Friday, October 25, 2019

The power of experiential education in Israel: 'Involve me and I’ll learn'

By Amanda Feder

From a young age, I knew I wanted to become a teacher. I have a passion for learning and long to see and know as much as possible. As a student, I learned best when I was involved in the lessons: The more engaged and hands-on the experience, the better the chances of retaining what was being taught. 

When I became a teacher, I carried that mentality with me into my classroom, and I aim to make learning as experiential as possible for my students.

Growing up, I attended Charles E. Smith Jewish Day School in Rockville, Maryland, and Israel was a core component of my daily life. Whether it was studying the Torah, listening to Israeli folk music, or learning about the country's vibrant history, my love for Israel has always been with me. 

I visited Israel a few times throughout elementary and high school, and with each visit I saw firsthand what I was taught in school -- Israel became my classroom.

It wasn't until I was finishing high school that I experienced Israel in a way that would completely transform my life. At my school, seniors graduate in February and spend what would typically be the last semester of high school living in Israel. My class attended Alexander Muss High School in Israel (AMHSI-JNF), and it showed me what an entire school built on experiential learning looked like.

Friday, October 18, 2019

I'm proud to mentor the next generation of leaders to stand tall for Israel

By Laura Salzer

Life has an interesting way of showing us what we find important. Little did I know my son's decision to move to Israel, volunteer in the Israel Defense Forces, and become an Israeli citizen in 2014 would have such a drastic impact on my own life.

Lauren Salzer
Until that point, I thought I knew a lot about Israel. I was taught about the country in religious school and visited and read about Israel over the years. Then, I joined Jewish National Fund, and my eyes were opened to all the innovative projects the organization spearheads for all Israelis. 

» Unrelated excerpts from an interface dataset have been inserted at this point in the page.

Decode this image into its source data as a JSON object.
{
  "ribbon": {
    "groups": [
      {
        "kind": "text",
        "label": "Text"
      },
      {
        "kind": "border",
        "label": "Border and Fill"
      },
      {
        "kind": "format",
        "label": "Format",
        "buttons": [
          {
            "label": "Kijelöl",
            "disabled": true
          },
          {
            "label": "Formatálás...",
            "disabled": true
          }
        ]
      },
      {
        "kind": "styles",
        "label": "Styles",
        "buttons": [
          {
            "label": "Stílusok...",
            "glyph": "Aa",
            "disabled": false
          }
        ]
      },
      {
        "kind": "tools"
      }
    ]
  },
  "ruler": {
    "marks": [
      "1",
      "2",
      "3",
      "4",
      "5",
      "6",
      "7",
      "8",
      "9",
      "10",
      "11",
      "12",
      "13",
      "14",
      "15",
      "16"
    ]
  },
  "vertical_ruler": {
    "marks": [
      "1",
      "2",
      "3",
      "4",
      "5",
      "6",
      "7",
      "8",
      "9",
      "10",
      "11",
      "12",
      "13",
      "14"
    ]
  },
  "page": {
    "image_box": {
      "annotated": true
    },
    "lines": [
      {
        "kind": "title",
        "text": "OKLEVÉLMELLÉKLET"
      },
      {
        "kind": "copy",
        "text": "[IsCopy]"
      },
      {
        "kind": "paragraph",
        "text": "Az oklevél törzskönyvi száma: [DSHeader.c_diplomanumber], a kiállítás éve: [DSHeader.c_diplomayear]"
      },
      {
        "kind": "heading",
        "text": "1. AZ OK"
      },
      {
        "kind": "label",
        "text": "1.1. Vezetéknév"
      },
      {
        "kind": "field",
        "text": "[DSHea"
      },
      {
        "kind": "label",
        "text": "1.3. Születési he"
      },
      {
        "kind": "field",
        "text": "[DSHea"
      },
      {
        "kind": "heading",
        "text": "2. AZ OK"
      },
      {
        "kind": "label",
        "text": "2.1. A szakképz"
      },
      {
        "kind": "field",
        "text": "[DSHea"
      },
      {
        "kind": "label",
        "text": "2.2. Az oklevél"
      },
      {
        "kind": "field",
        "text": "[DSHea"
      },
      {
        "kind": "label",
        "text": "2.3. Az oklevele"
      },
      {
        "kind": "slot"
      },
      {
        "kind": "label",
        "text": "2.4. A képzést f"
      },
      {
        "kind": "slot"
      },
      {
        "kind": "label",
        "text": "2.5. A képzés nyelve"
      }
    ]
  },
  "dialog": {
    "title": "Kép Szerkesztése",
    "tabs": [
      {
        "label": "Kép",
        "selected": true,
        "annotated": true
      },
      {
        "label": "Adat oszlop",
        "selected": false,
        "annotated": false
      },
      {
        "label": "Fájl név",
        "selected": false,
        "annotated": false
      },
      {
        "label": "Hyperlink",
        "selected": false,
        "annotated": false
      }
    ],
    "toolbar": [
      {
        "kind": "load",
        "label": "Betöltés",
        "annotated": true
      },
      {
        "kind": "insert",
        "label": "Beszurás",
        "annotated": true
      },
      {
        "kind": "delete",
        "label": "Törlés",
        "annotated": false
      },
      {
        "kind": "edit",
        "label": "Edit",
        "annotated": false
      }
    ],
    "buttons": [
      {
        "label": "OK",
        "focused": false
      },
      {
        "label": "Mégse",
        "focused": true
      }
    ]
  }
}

I learned about the real Israel, the people, the land, the history, and our future. For me, being a part of JNF has felt like working toward a master’s degree in Israel studies: It's such a transformative and fulfilling learning experience -- one I feel compelled to tell others about and encourage to take on themselves.

I am a strong advocate for education. It is vital to know our collective history so that in the future we can continue to protect and develop the land of Israel. As a member of JNF's Women for Israel, I am able to support, educate, and mentor the next generation about the importance of Zionism and Israel.

Friday, October 4, 2019

At JNF conference, student has a powerful revelation about Judaism

The author, pictured top right.
By Ruby Rosenthal

In many ways, Judaism has a moral compass built in. After attending Hebrew school for six years, and five subsequent years assisting as a madricha, or youth leader, I've realized there's a common theme that permeates my religion: Judaism is about giving.

Growing up, our Hebrew school classes began with a tzedakah box. I remember it very clearly as being blue and green and featuring the state of Israel prominently on the front. As students, we'd often shake it, trying to see how much was inside by listening to the clang of the money against its tin walls. 

Every week, we were instructed to bring in a few coins or dollar bills to slip through the slit of the box, and later, we'd sing a song to explain why we weren't saving the cash for ourselves: "Tzedakah, tzedakah, we do what we can / To help other people and our fellow man / With quarters and nickels and dimes -- pennies too! / Tzedakah, tzedakah it's the best we can do."